PHOENIX (AP) — An Arizona congressman is defending his decision to block some followers of his official Facebook page, saying in a post on the social media site that, “I don’t care” if people he blocks are upset.
Rep. Paul Gosar wrote that he plans on continuing his practice of banning some users from commenting. The Flagstaff Republican said it’s his Facebook page and his property and there are plenty of ways to petition the government besides the social media site.
He said anyone can call his office or send an email and his staff “does a terrific job of addressing these issues and briefing me on your messages.”
“If you think a block on Facebook is infringing upon your constitutional right to petition the government, you are sorely mistaken,” he said. “You want to petition the government? Terrific. Call my office and file a complaint. Write me a letter spelling out your grievances.”
His spokeswoman, Faith Vander Voort, said Monday that Gosar’s post was prompted by a letter to the editor published by two local newspapers in his district. She said his policy is clearly posted on his Facebook page.
“A lot of members of Congress have these disclaimers that say these are our rules, please follow it. And we abide by it,” Vander Voort said. “We have no problem blocking people who don’t adhere to our policies.”
Gosar said in the message posted on Friday that he blocks people who add off-topic items or engage in “profanity, name-calling, threats, personal attacks, known factual inaccuracies or other inappropriate comments.”
“Our policies are clear and lack any gray area whatsoever,” he wrote. “If you would like to voice your concern, there are plenty of places for you to do so, including my Facebook. But the moment you become disrespectful to me or my staff with crude language or distasteful discourse, you lose the opportunity to do so.”
He also pointed to last month’s shooting of Republican Rep. Steve Scalise of Louisiana as a counter to anyone who believes that he should not take harsh online rhetoric seriously. Scalise, the majority whip, remains in serious condition at a Washington hospital.
“Late Wednesday evening, I received word that my colleague Whip Steve Scalise was re-admitted to intensive care as he continues to fight for his life after a gunman took him out,” his Facebook post said. “So, if you genuinely think that Members of Congress should not take your hostile, crass and inappropriate rhetoric as a threat, I challenge you, ask Mr. Scalise for his thoughts. Ask his wife. Ask his children.
“Because, quite frankly, we don’t care if a Facebook ‘block’ offends you.”

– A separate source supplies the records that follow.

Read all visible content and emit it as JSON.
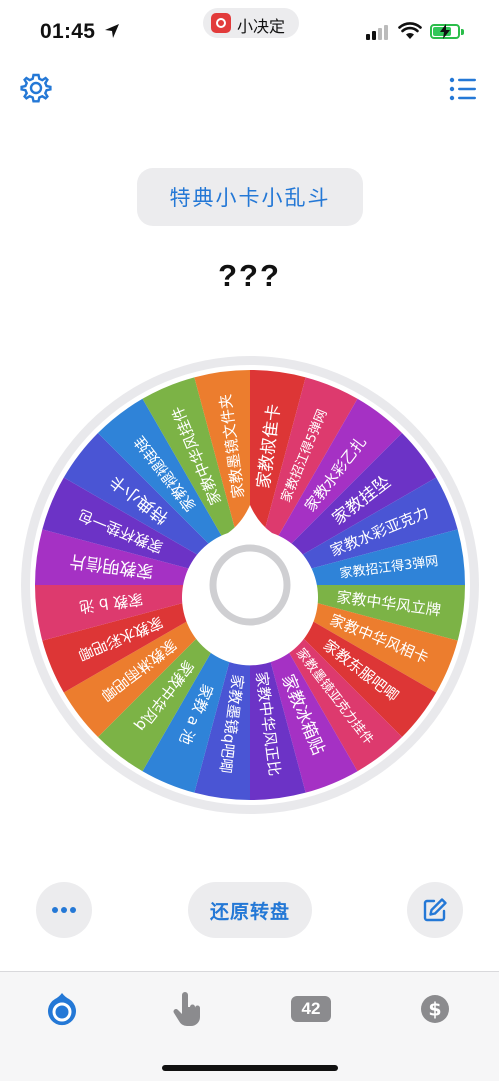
{
  "status": {
    "time": "01:45",
    "app_pill_label": "小决定",
    "battery_color": "#32c759"
  },
  "toolbar": {
    "settings_icon": "gear-icon",
    "list_icon": "list-icon",
    "accent_color": "#2478d6"
  },
  "title_button_label": "特典小卡小乱斗",
  "result_text": "???",
  "wheel": {
    "segments": [
      {
        "label": "家教叔隹卡",
        "color": "#dd3636"
      },
      {
        "label": "家教招江得5弹网",
        "color": "#dd3a6e"
      },
      {
        "label": "家教水彩乙扎",
        "color": "#a531c4"
      },
      {
        "label": "家教挂坠",
        "color": "#6c33c6"
      },
      {
        "label": "家教水彩亚克力",
        "color": "#4a55d4"
      },
      {
        "label": "家教招江得3弹网",
        "color": "#2f83d8"
      },
      {
        "label": "家教中华风立牌",
        "color": "#7cb346"
      },
      {
        "label": "家教中华风相卡",
        "color": "#ec7d2e"
      },
      {
        "label": "家教东服吧唧",
        "color": "#dd3636"
      },
      {
        "label": "家教墨镜亚克力挂件",
        "color": "#dd3a6e"
      },
      {
        "label": "家教冰箱贴",
        "color": "#a531c4"
      },
      {
        "label": "家教中华风正比",
        "color": "#6c33c6"
      },
      {
        "label": "家教墨镜q吧唧",
        "color": "#4a55d4"
      },
      {
        "label": "家教 a 池",
        "color": "#2f83d8"
      },
      {
        "label": "家教中华风q",
        "color": "#7cb346"
      },
      {
        "label": "家教淋雨吧唧",
        "color": "#ec7d2e"
      },
      {
        "label": "家教水彩吧唧",
        "color": "#dd3636"
      },
      {
        "label": "家教 b 池",
        "color": "#dd3a6e"
      },
      {
        "label": "家教明信片",
        "color": "#a531c4"
      },
      {
        "label": "家教杯垫一包",
        "color": "#6c33c6"
      },
      {
        "label": "特典小卡",
        "color": "#4a55d4"
      },
      {
        "label": "家教褪褪娃娃",
        "color": "#2f83d8"
      },
      {
        "label": "家教中华风挂件",
        "color": "#7cb346"
      },
      {
        "label": "家教墨镜文件夹",
        "color": "#ec7d2e"
      }
    ]
  },
  "actions": {
    "more_icon": "ellipsis-icon",
    "reset_label": "还原转盘",
    "edit_icon": "edit-icon"
  },
  "tabbar": {
    "tabs": [
      {
        "icon": "wheel-icon",
        "active": true
      },
      {
        "icon": "tap-hand-icon",
        "active": false
      },
      {
        "icon": "number-badge-icon",
        "badge": "42",
        "active": false
      },
      {
        "icon": "dollar-icon",
        "active": false
      }
    ]
  }
}
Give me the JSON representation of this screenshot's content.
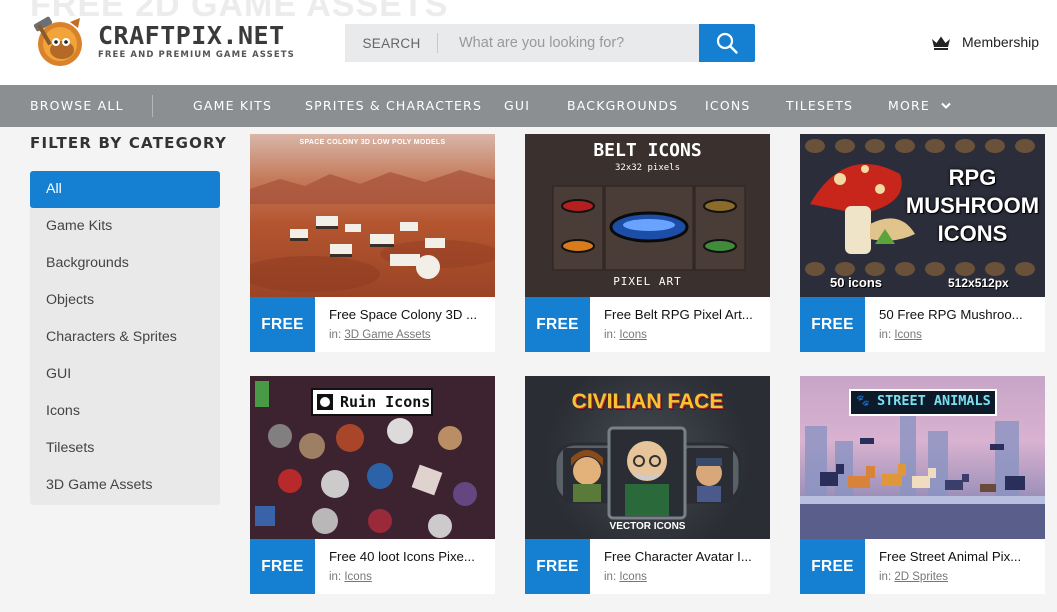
{
  "header": {
    "ghost_title": "FREE 2D GAME ASSETS",
    "logo_name": "CRAFTPIX.NET",
    "logo_tagline": "FREE AND PREMIUM GAME ASSETS",
    "search_label": "SEARCH",
    "search_placeholder": "What are you looking for?",
    "membership_label": "Membership"
  },
  "nav": {
    "browse_all": "BROWSE ALL",
    "items": [
      "GAME KITS",
      "SPRITES & CHARACTERS",
      "GUI",
      "BACKGROUNDS",
      "ICONS",
      "TILESETS",
      "MORE"
    ]
  },
  "sidebar": {
    "title": "FILTER BY CATEGORY",
    "items": [
      "All",
      "Game Kits",
      "Backgrounds",
      "Objects",
      "Characters & Sprites",
      "GUI",
      "Icons",
      "Tilesets",
      "3D Game Assets"
    ],
    "active_index": 0
  },
  "cards": [
    {
      "badge": "FREE",
      "title": "Free Space Colony 3D ...",
      "in_label": "in:",
      "category": "3D Game Assets",
      "thumb_title": "SPACE COLONY 3D LOW POLY MODELS"
    },
    {
      "badge": "FREE",
      "title": "Free Belt RPG Pixel Art...",
      "in_label": "in:",
      "category": "Icons",
      "thumb_title": "BELT ICONS",
      "thumb_sub": "32x32 pixels",
      "thumb_footer": "PIXEL ART"
    },
    {
      "badge": "FREE",
      "title": "50 Free RPG Mushroo...",
      "in_label": "in:",
      "category": "Icons",
      "thumb_title": "RPG MUSHROOM ICONS",
      "thumb_count": "50 icons",
      "thumb_size": "512x512px"
    },
    {
      "badge": "FREE",
      "title": "Free 40 loot Icons Pixe...",
      "in_label": "in:",
      "category": "Icons",
      "thumb_title": "Ruin Icons"
    },
    {
      "badge": "FREE",
      "title": "Free Character Avatar I...",
      "in_label": "in:",
      "category": "Icons",
      "thumb_title": "CIVILIAN FACE",
      "thumb_footer": "VECTOR ICONS"
    },
    {
      "badge": "FREE",
      "title": "Free Street Animal Pix...",
      "in_label": "in:",
      "category": "2D Sprites",
      "thumb_title": "STREET ANIMALS"
    }
  ],
  "colors": {
    "accent": "#1580d1",
    "nav_bg": "#8c8f92"
  }
}
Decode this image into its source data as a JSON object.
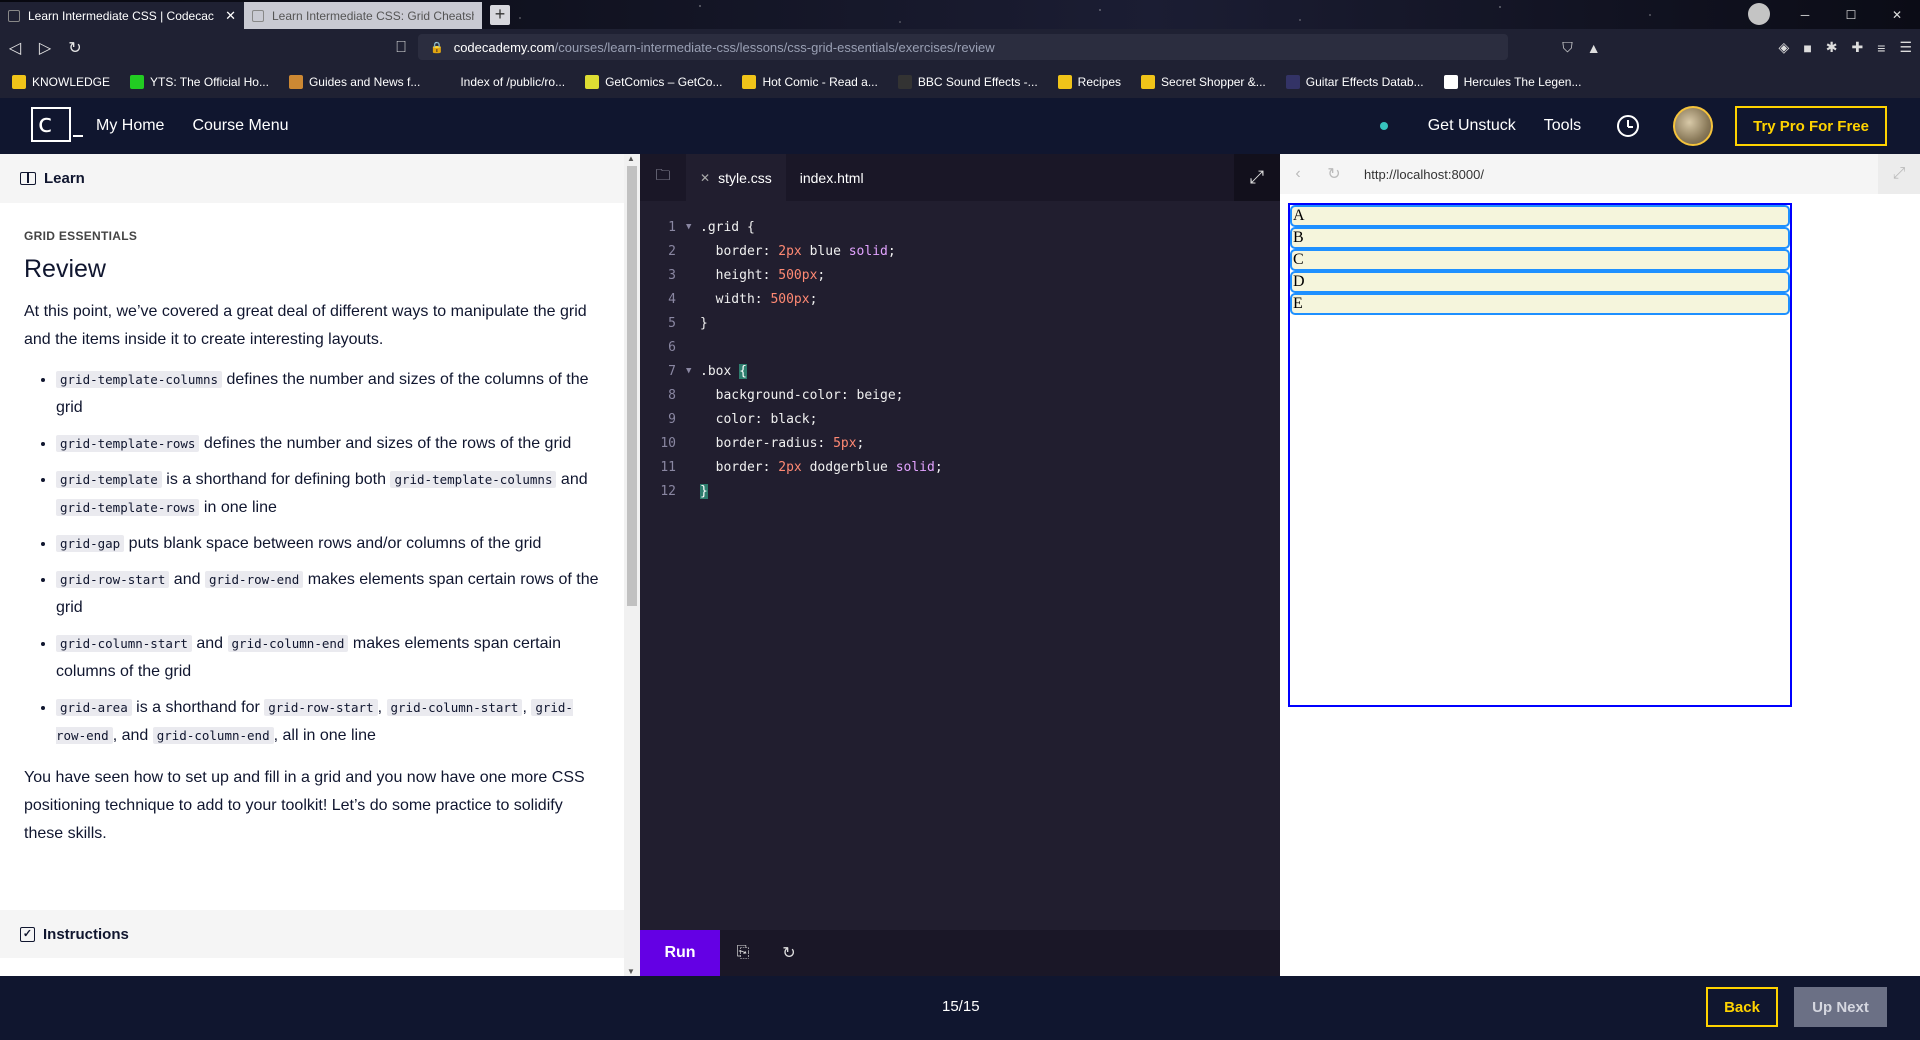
{
  "browser": {
    "tabs": [
      {
        "title": "Learn Intermediate CSS | Codecac",
        "close": "✕"
      },
      {
        "title": "Learn Intermediate CSS: Grid Cheatsh",
        "close": ""
      }
    ],
    "new_tab": "+",
    "url_host": "codecademy.com",
    "url_path": "/courses/learn-intermediate-css/lessons/css-grid-essentials/exercises/review",
    "bookmarks": [
      "KNOWLEDGE",
      "YTS: The Official Ho...",
      "Guides and News f...",
      "Index of /public/ro...",
      "GetComics – GetCo...",
      "Hot Comic - Read a...",
      "BBC Sound Effects -...",
      "Recipes",
      "Secret Shopper &...",
      "Guitar Effects Datab...",
      "Hercules The Legen..."
    ]
  },
  "header": {
    "logo": "c",
    "nav": [
      "My Home",
      "Course Menu"
    ],
    "get_unstuck": "Get Unstuck",
    "tools": "Tools",
    "pro_button": "Try Pro For Free"
  },
  "learn": {
    "tab_label": "Learn",
    "eyebrow": "GRID ESSENTIALS",
    "title": "Review",
    "intro": "At this point, we’ve covered a great deal of different ways to manipulate the grid and the items inside it to create interesting layouts.",
    "points": [
      {
        "parts": [
          {
            "code": "grid-template-columns"
          },
          {
            "text": " defines the number and sizes of the columns of the grid"
          }
        ]
      },
      {
        "parts": [
          {
            "code": "grid-template-rows"
          },
          {
            "text": " defines the number and sizes of the rows of the grid"
          }
        ]
      },
      {
        "parts": [
          {
            "code": "grid-template"
          },
          {
            "text": " is a shorthand for defining both "
          },
          {
            "code": "grid-template-columns"
          },
          {
            "text": " and "
          },
          {
            "code": "grid-template-rows"
          },
          {
            "text": " in one line"
          }
        ]
      },
      {
        "parts": [
          {
            "code": "grid-gap"
          },
          {
            "text": " puts blank space between rows and/or columns of the grid"
          }
        ]
      },
      {
        "parts": [
          {
            "code": "grid-row-start"
          },
          {
            "text": " and "
          },
          {
            "code": "grid-row-end"
          },
          {
            "text": " makes elements span certain rows of the grid"
          }
        ]
      },
      {
        "parts": [
          {
            "code": "grid-column-start"
          },
          {
            "text": " and "
          },
          {
            "code": "grid-column-end"
          },
          {
            "text": " makes elements span certain columns of the grid"
          }
        ]
      },
      {
        "parts": [
          {
            "code": "grid-area"
          },
          {
            "text": " is a shorthand for "
          },
          {
            "code": "grid-row-start"
          },
          {
            "text": ", "
          },
          {
            "code": "grid-column-start"
          },
          {
            "text": ", "
          },
          {
            "code": "grid-row-end"
          },
          {
            "text": ", and "
          },
          {
            "code": "grid-column-end"
          },
          {
            "text": ", all in one line"
          }
        ]
      }
    ],
    "outro": "You have seen how to set up and fill in a grid and you now have one more CSS positioning technique to add to your toolkit! Let’s do some practice to solidify these skills.",
    "instructions_label": "Instructions"
  },
  "editor": {
    "tabs": [
      "style.css",
      "index.html"
    ],
    "tab_close": "✕",
    "lines": [
      {
        "n": "1",
        "fold": "▼",
        "tokens": [
          {
            "c": "sel",
            "t": ".grid"
          },
          {
            "c": "brace",
            "t": " {"
          }
        ]
      },
      {
        "n": "2",
        "fold": "",
        "tokens": [
          {
            "c": "prop",
            "t": "  border: "
          },
          {
            "c": "num",
            "t": "2px"
          },
          {
            "c": "prop",
            "t": " blue "
          },
          {
            "c": "kw",
            "t": "solid"
          },
          {
            "c": "prop",
            "t": ";"
          }
        ]
      },
      {
        "n": "3",
        "fold": "",
        "tokens": [
          {
            "c": "prop",
            "t": "  height: "
          },
          {
            "c": "num",
            "t": "500px"
          },
          {
            "c": "prop",
            "t": ";"
          }
        ]
      },
      {
        "n": "4",
        "fold": "",
        "tokens": [
          {
            "c": "prop",
            "t": "  width: "
          },
          {
            "c": "num",
            "t": "500px"
          },
          {
            "c": "prop",
            "t": ";"
          }
        ]
      },
      {
        "n": "5",
        "fold": "",
        "tokens": [
          {
            "c": "brace",
            "t": "}"
          }
        ]
      },
      {
        "n": "6",
        "fold": "",
        "tokens": []
      },
      {
        "n": "7",
        "fold": "▼",
        "tokens": [
          {
            "c": "sel",
            "t": ".box "
          },
          {
            "c": "hl",
            "t": "{"
          }
        ]
      },
      {
        "n": "8",
        "fold": "",
        "tokens": [
          {
            "c": "prop",
            "t": "  background-color: beige;"
          }
        ]
      },
      {
        "n": "9",
        "fold": "",
        "tokens": [
          {
            "c": "prop",
            "t": "  color: black;"
          }
        ]
      },
      {
        "n": "10",
        "fold": "",
        "tokens": [
          {
            "c": "prop",
            "t": "  border-radius: "
          },
          {
            "c": "num",
            "t": "5px"
          },
          {
            "c": "prop",
            "t": ";"
          }
        ]
      },
      {
        "n": "11",
        "fold": "",
        "tokens": [
          {
            "c": "prop",
            "t": "  border: "
          },
          {
            "c": "num",
            "t": "2px"
          },
          {
            "c": "prop",
            "t": " dodgerblue "
          },
          {
            "c": "kw",
            "t": "solid"
          },
          {
            "c": "prop",
            "t": ";"
          }
        ]
      },
      {
        "n": "12",
        "fold": "",
        "tokens": [
          {
            "c": "hl",
            "t": "}"
          }
        ]
      }
    ],
    "run_label": "Run"
  },
  "preview": {
    "url": "http://localhost:8000/",
    "boxes": [
      "A",
      "B",
      "C",
      "D",
      "E"
    ]
  },
  "footer": {
    "progress": "15/15",
    "back": "Back",
    "next": "Up Next"
  },
  "colors": {
    "brand_dark": "#10162f",
    "accent_yellow": "#ffd300",
    "run_purple": "#6400e4"
  }
}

Reaction to Gosar’s post was mixed, but most of the 200-plus responses posted by Monday seemed supportive. Others criticized Gosar for blocking comments on a site maintained by his staff, who are government employees.
Vander Voort said she doesn’t have an exact count but suspects that “hundreds” of people have been blocked from viewing Gosar’s Facebook feed or posting comments since he took office in 2011. She also said the gunman who shot Scalise had posted Facebook messages that could be seen as threatening.
Gunman James T. Hodgkinson left a trail of anti-Trump and anti-Republican postings on social media, and belonged to one group called “Terminate the Republican Party.”
“It just goes to show that threats on Facebook and other forms of social media to someone’s life or someone’s well-being are actual threats,” she said. “And it needs to be seen that way.”